↓↓↓

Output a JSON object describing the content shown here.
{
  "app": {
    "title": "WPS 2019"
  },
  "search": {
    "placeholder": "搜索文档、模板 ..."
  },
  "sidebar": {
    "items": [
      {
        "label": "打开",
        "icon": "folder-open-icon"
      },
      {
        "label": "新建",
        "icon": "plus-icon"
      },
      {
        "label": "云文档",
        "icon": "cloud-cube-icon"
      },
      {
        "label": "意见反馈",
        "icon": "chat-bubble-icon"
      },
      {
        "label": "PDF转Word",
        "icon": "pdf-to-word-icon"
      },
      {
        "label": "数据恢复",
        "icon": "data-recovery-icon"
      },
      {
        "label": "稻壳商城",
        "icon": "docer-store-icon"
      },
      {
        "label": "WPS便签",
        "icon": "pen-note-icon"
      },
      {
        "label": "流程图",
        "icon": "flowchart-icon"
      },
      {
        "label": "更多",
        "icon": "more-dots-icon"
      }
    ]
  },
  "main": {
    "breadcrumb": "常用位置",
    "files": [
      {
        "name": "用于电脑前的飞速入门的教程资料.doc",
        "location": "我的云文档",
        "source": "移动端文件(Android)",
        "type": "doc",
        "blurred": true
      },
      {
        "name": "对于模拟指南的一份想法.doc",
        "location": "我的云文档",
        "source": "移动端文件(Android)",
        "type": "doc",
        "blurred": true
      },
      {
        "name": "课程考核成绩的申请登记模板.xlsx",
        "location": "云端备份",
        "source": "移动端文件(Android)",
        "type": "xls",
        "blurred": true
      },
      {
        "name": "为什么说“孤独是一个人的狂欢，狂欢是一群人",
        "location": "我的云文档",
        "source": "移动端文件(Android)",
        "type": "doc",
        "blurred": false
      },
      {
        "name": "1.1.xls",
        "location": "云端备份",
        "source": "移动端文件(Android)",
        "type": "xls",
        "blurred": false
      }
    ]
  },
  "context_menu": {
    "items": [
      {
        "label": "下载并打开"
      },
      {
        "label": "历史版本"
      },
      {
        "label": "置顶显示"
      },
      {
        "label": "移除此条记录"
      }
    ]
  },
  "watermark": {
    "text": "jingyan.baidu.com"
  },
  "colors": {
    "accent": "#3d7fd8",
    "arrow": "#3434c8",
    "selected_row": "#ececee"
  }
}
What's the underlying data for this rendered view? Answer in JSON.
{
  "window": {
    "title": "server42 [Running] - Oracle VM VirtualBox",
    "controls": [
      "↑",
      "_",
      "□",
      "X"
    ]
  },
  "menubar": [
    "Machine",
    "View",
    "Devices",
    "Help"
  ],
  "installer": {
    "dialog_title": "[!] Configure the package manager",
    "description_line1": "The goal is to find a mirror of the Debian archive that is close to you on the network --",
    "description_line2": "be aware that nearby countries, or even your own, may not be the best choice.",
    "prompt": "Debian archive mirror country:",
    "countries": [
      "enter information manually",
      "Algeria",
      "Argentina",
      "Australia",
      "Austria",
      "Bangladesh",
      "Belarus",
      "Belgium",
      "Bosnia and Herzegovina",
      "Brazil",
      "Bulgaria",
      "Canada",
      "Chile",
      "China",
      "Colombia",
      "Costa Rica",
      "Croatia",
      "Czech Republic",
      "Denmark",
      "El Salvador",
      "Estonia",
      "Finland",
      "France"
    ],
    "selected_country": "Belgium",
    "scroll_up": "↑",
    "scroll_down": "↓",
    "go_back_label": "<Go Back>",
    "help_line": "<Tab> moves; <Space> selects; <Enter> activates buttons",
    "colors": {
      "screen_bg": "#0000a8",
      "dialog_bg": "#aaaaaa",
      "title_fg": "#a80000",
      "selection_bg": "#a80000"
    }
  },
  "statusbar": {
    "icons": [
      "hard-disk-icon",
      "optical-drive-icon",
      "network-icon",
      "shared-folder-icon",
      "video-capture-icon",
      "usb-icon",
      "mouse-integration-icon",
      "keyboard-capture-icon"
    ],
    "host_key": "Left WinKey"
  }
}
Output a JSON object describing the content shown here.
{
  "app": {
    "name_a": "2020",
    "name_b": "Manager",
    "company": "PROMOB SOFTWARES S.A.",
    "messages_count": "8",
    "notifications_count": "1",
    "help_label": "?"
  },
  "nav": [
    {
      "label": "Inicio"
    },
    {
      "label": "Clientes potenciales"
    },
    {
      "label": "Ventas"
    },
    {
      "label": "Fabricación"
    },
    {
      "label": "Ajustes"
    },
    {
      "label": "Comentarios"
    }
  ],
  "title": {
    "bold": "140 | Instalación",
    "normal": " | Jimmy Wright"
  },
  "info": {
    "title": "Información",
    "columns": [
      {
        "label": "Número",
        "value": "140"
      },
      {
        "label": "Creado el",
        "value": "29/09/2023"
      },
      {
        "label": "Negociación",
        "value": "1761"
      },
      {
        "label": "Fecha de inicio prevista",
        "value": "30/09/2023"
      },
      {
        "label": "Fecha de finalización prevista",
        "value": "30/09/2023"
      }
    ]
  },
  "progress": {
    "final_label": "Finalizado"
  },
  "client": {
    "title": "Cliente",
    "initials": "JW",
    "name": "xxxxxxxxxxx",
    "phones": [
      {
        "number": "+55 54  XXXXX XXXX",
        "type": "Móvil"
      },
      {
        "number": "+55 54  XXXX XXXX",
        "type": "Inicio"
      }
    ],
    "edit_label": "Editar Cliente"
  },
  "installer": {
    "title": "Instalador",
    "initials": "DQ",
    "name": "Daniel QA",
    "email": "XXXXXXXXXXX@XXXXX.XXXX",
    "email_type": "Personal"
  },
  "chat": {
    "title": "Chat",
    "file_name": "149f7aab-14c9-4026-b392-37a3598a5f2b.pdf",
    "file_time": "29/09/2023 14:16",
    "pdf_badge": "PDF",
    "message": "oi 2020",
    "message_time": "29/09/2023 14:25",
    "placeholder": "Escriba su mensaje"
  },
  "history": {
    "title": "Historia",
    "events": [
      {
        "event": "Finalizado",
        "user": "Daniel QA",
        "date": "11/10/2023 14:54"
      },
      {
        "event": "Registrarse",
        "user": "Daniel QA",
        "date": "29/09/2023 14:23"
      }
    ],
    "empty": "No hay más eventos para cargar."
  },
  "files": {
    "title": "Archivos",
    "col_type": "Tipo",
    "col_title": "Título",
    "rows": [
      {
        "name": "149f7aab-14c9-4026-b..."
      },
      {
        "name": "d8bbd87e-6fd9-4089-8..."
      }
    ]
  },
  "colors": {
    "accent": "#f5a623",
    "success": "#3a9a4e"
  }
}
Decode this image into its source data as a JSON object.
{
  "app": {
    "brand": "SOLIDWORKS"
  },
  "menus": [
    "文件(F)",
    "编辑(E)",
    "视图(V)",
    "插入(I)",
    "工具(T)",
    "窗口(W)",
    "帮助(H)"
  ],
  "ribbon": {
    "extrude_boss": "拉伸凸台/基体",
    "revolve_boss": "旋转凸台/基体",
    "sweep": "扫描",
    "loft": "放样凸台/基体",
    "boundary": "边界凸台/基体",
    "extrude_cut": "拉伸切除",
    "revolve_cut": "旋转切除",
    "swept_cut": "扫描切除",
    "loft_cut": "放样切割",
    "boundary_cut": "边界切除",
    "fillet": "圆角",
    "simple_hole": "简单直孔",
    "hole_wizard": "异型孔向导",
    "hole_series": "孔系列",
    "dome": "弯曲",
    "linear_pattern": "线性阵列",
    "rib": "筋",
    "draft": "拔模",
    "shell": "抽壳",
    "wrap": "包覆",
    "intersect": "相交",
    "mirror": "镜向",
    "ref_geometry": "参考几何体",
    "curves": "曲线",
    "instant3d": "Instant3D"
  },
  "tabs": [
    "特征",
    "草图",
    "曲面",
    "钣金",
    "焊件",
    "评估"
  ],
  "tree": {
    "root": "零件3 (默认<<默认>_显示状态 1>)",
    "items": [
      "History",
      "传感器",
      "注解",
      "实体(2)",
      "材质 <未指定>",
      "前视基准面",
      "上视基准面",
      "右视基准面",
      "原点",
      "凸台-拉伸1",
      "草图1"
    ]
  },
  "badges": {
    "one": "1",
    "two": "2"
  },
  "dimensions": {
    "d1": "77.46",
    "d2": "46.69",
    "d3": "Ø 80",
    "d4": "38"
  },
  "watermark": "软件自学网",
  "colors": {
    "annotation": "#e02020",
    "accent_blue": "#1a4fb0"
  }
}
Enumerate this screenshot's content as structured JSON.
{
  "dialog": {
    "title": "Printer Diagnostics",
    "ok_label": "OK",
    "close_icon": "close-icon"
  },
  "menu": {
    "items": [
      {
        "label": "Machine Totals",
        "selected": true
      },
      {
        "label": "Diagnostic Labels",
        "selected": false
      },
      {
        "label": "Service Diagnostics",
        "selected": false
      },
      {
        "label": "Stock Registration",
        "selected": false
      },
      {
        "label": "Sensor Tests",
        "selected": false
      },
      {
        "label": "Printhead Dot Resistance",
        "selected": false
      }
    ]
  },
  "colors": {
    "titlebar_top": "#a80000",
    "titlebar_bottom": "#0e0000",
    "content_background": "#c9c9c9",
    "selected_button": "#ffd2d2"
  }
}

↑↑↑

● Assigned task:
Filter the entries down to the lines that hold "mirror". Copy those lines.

● Answer to this problem:
    "description_line1": "The goal is to find a mirror of the Debian archive that is close to you on the network --",
    "prompt": "Debian archive mirror country:",
    "mirror": "镜向",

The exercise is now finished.